Harry Potter and the Deathly Hallows review

In the opening minutes of Harry Potter and the Deathly Hallows Part I, it becomes brutally clear this is no longer a children’s story.

It has been said that the world has watched Harry Potter and friends grow up before our eyes. I’d disagree.  We’ve seen their childhoods destroyed. The innocence in Potter’s eyes that greeted us six films ago is long gone.

Magic is no longer cool. It’s deadly.

The opening minutes see Harry and his friends, Ron and Hermione, literally saying goodbye to their childhoods and, in some cases, their families. They’re going off to war, uncertain if they’ll ever return.  More raw emotion pulsates in the first two minutes of Part I than in any of the other excellent Potter films.

The evil Lord Voldemort  has ascended from the magic version of purgatory and he’s corrupting souls.
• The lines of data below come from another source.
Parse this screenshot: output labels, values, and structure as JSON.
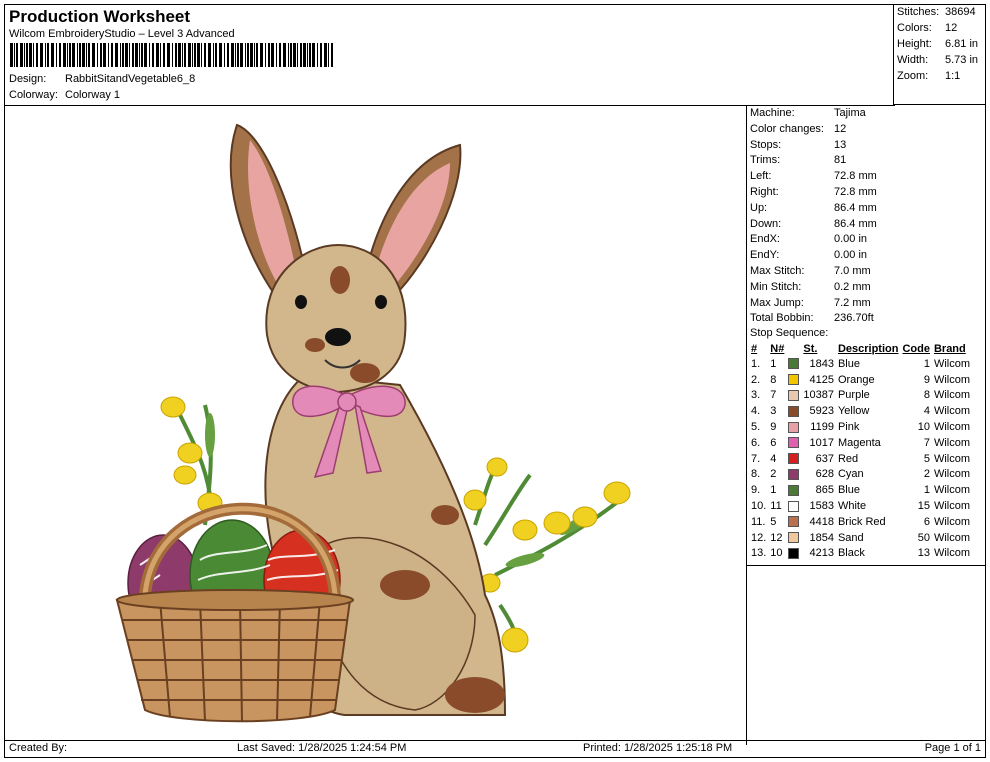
{
  "header": {
    "title": "Production Worksheet",
    "software": "Wilcom EmbroideryStudio – Level 3 Advanced",
    "design_label": "Design:",
    "design_value": "RabbitSitandVegetable6_8",
    "colorway_label": "Colorway:",
    "colorway_value": "Colorway 1"
  },
  "summary": [
    {
      "label": "Stitches:",
      "value": "38694"
    },
    {
      "label": "Colors:",
      "value": "12"
    },
    {
      "label": "Height:",
      "value": "6.81 in"
    },
    {
      "label": "Width:",
      "value": "5.73 in"
    },
    {
      "label": "Zoom:",
      "value": "1:1"
    }
  ],
  "info": [
    {
      "label": "Machine:",
      "value": "Tajima"
    },
    {
      "label": "Color changes:",
      "value": "12"
    },
    {
      "label": "Stops:",
      "value": "13"
    },
    {
      "label": "Trims:",
      "value": "81"
    },
    {
      "label": "Left:",
      "value": "72.8 mm"
    },
    {
      "label": "Right:",
      "value": "72.8 mm"
    },
    {
      "label": "Up:",
      "value": "86.4 mm"
    },
    {
      "label": "Down:",
      "value": "86.4 mm"
    },
    {
      "label": "EndX:",
      "value": "0.00 in"
    },
    {
      "label": "EndY:",
      "value": "0.00 in"
    },
    {
      "label": "Max Stitch:",
      "value": "7.0 mm"
    },
    {
      "label": "Min Stitch:",
      "value": "0.2 mm"
    },
    {
      "label": "Max Jump:",
      "value": "7.2 mm"
    },
    {
      "label": "Total Bobbin:",
      "value": "236.70ft"
    }
  ],
  "stop_sequence_label": "Stop Sequence:",
  "stop_columns": [
    "#",
    "N#",
    "",
    "St.",
    "Description",
    "Code",
    "Brand"
  ],
  "stops": [
    {
      "n": "1.",
      "nn": "1",
      "color": "#4a7a35",
      "st": "1843",
      "desc": "Blue",
      "code": "1",
      "brand": "Wilcom"
    },
    {
      "n": "2.",
      "nn": "8",
      "color": "#f2c500",
      "st": "4125",
      "desc": "Orange",
      "code": "9",
      "brand": "Wilcom"
    },
    {
      "n": "3.",
      "nn": "7",
      "color": "#e8c9b0",
      "st": "10387",
      "desc": "Purple",
      "code": "8",
      "brand": "Wilcom"
    },
    {
      "n": "4.",
      "nn": "3",
      "color": "#8a4b2a",
      "st": "5923",
      "desc": "Yellow",
      "code": "4",
      "brand": "Wilcom"
    },
    {
      "n": "5.",
      "nn": "9",
      "color": "#e8a0a8",
      "st": "1199",
      "desc": "Pink",
      "code": "10",
      "brand": "Wilcom"
    },
    {
      "n": "6.",
      "nn": "6",
      "color": "#e060b0",
      "st": "1017",
      "desc": "Magenta",
      "code": "7",
      "brand": "Wilcom"
    },
    {
      "n": "7.",
      "nn": "4",
      "color": "#d42020",
      "st": "637",
      "desc": "Red",
      "code": "5",
      "brand": "Wilcom"
    },
    {
      "n": "8.",
      "nn": "2",
      "color": "#8e3a6a",
      "st": "628",
      "desc": "Cyan",
      "code": "2",
      "brand": "Wilcom"
    },
    {
      "n": "9.",
      "nn": "1",
      "color": "#4a7a35",
      "st": "865",
      "desc": "Blue",
      "code": "1",
      "brand": "Wilcom"
    },
    {
      "n": "10.",
      "nn": "11",
      "color": "#ffffff",
      "st": "1583",
      "desc": "White",
      "code": "15",
      "brand": "Wilcom"
    },
    {
      "n": "11.",
      "nn": "5",
      "color": "#b87050",
      "st": "4418",
      "desc": "Brick Red",
      "code": "6",
      "brand": "Wilcom"
    },
    {
      "n": "12.",
      "nn": "12",
      "color": "#f0c8a0",
      "st": "1854",
      "desc": "Sand",
      "code": "50",
      "brand": "Wilcom"
    },
    {
      "n": "13.",
      "nn": "10",
      "color": "#000000",
      "st": "4213",
      "desc": "Black",
      "code": "13",
      "brand": "Wilcom"
    }
  ],
  "footer": {
    "created": "Created By:",
    "saved": "Last Saved: 1/28/2025 1:24:54 PM",
    "printed": "Printed: 1/28/2025 1:25:18 PM",
    "page": "Page 1 of 1"
  }
}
Not even the magic world’s trusted ministries are safe from his reach.

For the first time in the series’ film history, the action gets gory. The teens who grew up with the series would never have able to view this nine years ago as children.  It’s that intense.

The movie focuses on a mystery. Voldemort has left pieces of his soul in keepsakes, called horcruxes, scattered across the world.  It’s up to Potter and crew to find the horcruxes and, along the way,  they must dodge Voldemort’s minions. It appears Voldemort would relish killing Potter more than ruling the universe.

It was Potter, as a baby, who survived Voldemort’s murderous attempt. Harry’s parents weren’t so lucky. Now he wants to finish the job by turning “the boy who lived” into “the boy who died.”

We’ve always known that the series would come down to Harry and Voldemort wand to wand. This film is about moving chess pieces across the board. Harry is winning small battles while Voldemort appears to be winning the war. Darkness dominates the film from start to finish.

Daniel Radcliffe is so comfortable with the titular role at this point that it’s going to be hard for him to avoid becoming this generation’s Mark Hamill.  It’s not a bad thing, though, to be known as the 2000’s version of Luke Skywalker, the ultimate every hero.

Just as Harry was destined to be magic’s savior, Radcliffe was born to play Potter.

Emma Watson (Hermione) and Rupert Grint (Ron) are equally terrific, giving the film an emotional core.  The series has teased a Hermione and Ron union since Harry Potter and the Sorcerer’s Stone nine years ago.  Now at world’s end, they’re realizing they can’t live without one another.

After the group locates one of the Voldemort’s horocruxes, Ron wears it around his neck and quickly falls into darkness. It exploits all of his fears and insecurities.  Grint rises to the occasion, playing the scenes with suitable anguish. It calls to mind the inner turmoil facing Frodo Baggins in The Lord of the Rings series earlier this decade.

The supporting adult cast is strong as always. The story plays out like a hybrid of Star Wars/Lord of the Rings and finally, after seven films, the Potter series can stand toe to toe with them in terms of emotional resonance and action.

The film’s tagline states “Nowhere is safe.” No one is safe either. The characters we’ve come to care about are laying their lives on the line.  They’re saying goodbye as we prepare to say our own ‘so long’ to the film series.

No end to this movie would be satisfying. Part II of Deathly Hallows is still eight months away from being released in theaters. When it concludes, so will the Harry Potter saga.

Like Star Wars’ The Empire Strikes Back, the bad guys appear to have the upper hand as a conclusion is tantalizingly close, but still so far away.

If Part I’s exhausting emotional journey is any indication of what’s ahead, there won’t be a dry eye in the house come July 2011.

To read Matt Palmer’s story about the local impact of Harry Potter, CLICK HERE.

Catholic Review

The Catholic Review is the official publication of the Archdiocese of Baltimore.